  9. Bootstrapping the Volatility of Real Exchange Rates, L. Copeland and S. Heravi. Another massive overhead-transmission. Copeland talked about STAR models (smooth transition autoregressive) and their estimation, application and so on, and I faded rapidly.
  10. Time Reversal Invariance in Finance, G. Zumbach. Gilles' contention in this paper is that if a financial model is assumed to be an accurate representation of reality, it should be able to imply such facts about the data as invariance (or the lack of it) under time reversal. He shows that several families of stochastic volatility fail to demonstrate these properties; multi-scale ARCH models do better.
  11. The Distribution and Non-Arbitrage Price of the CPPI Portfolio, A. Cipollini. The only mathematical (stochastic calculus) paper presented at the conference, as opposed to the myriad statistical and econometric items. Cipollini discussed the pricing of a constant-proportion portfolio insurance structure, and showed how under both a bullish and bearish market, an investor could hold on to the gains made hitherto. Can't say I understood much of it, especially because I arrived late, but was hoping to study the actual paper, which - it now appears - I won't be able to do, as it is not in the conference CD-ROM. Drat.

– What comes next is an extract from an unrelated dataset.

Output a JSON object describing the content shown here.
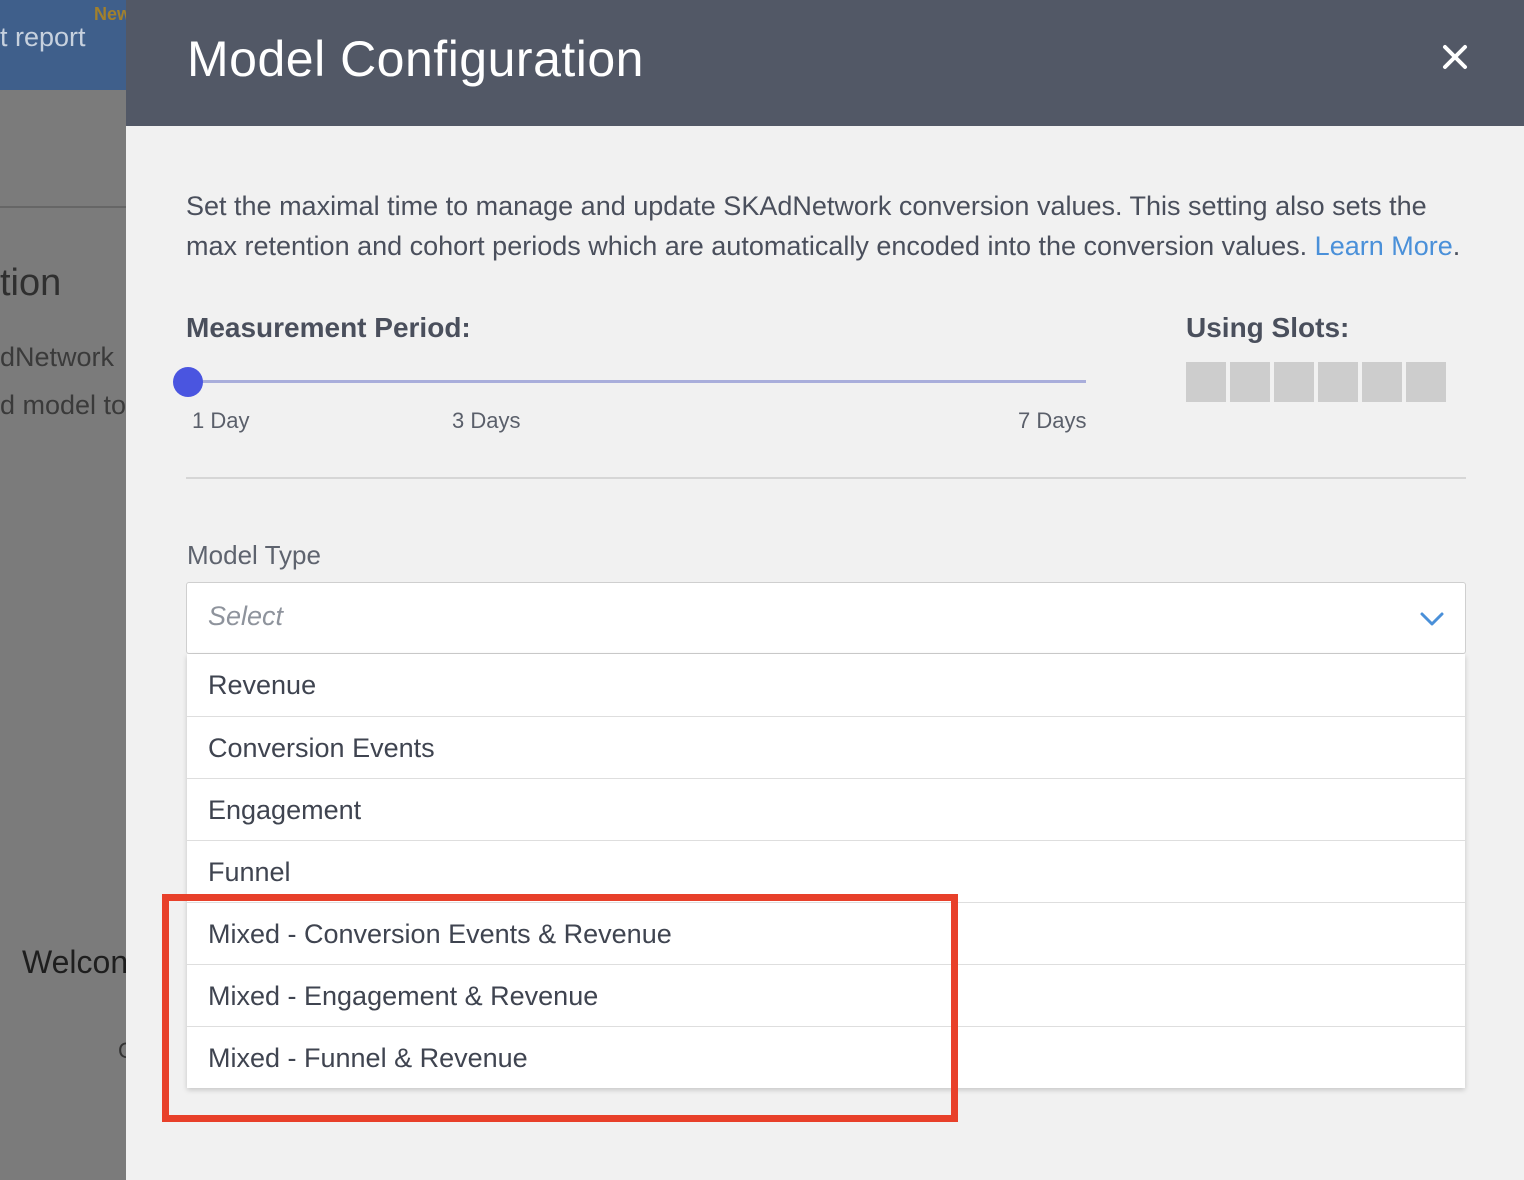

  12. Changes in the Statistical Features of G10 Currencies and Their Implications for International Investors, P. Lequeux and M. Menon. As Pierre returned to London the day before the presentation, I gave it. By subtle advertising and word-of-mouth (mainly my own), I had created a buzz about this, so it was rather well attended. Unfortunately, as it was the first paper after lunch on the last day, most of the attendees were half asleep, and after my whirlwind tour-de-force, everybody was clubbed into a sensation of having walked into a fog. Seriously, though, the gist of this descriptive paper is as follows: over the past 10 years, there have been two gross trends in the USD (an appreciation initially by about 32% against the G10 currencies followed by a depreciation of about 39%), after which it has been more or less range-bound; most currency managers follow variants of momentum-based strategies, which performed well during the trending periods and have done badly in the recent (range-bound) past; the statistical tests we tried (ADF, variance-ratio, Taylor price-trend tests) failed to detect the trending regimes (why?); currency volatilities are at historic lows, but correlation between them is at all-time high, so explicit risk replaced by severe contamination (diversification) risks; we suggest that the diversification of central bank reserves has contributed to this and provide graphical demonstration of the fact. Received two interesting suggestions for further investigation: try a Granger-causality test to determine if lack of currency diversification prompted the selling of the USD by the central banks, or vice-versa; Chiara recommended the use of tests by Robinson to see if there was local non-stationarity in our time-series, which might have made the detection of trends difficult.

And so, back to London.


Post a Comment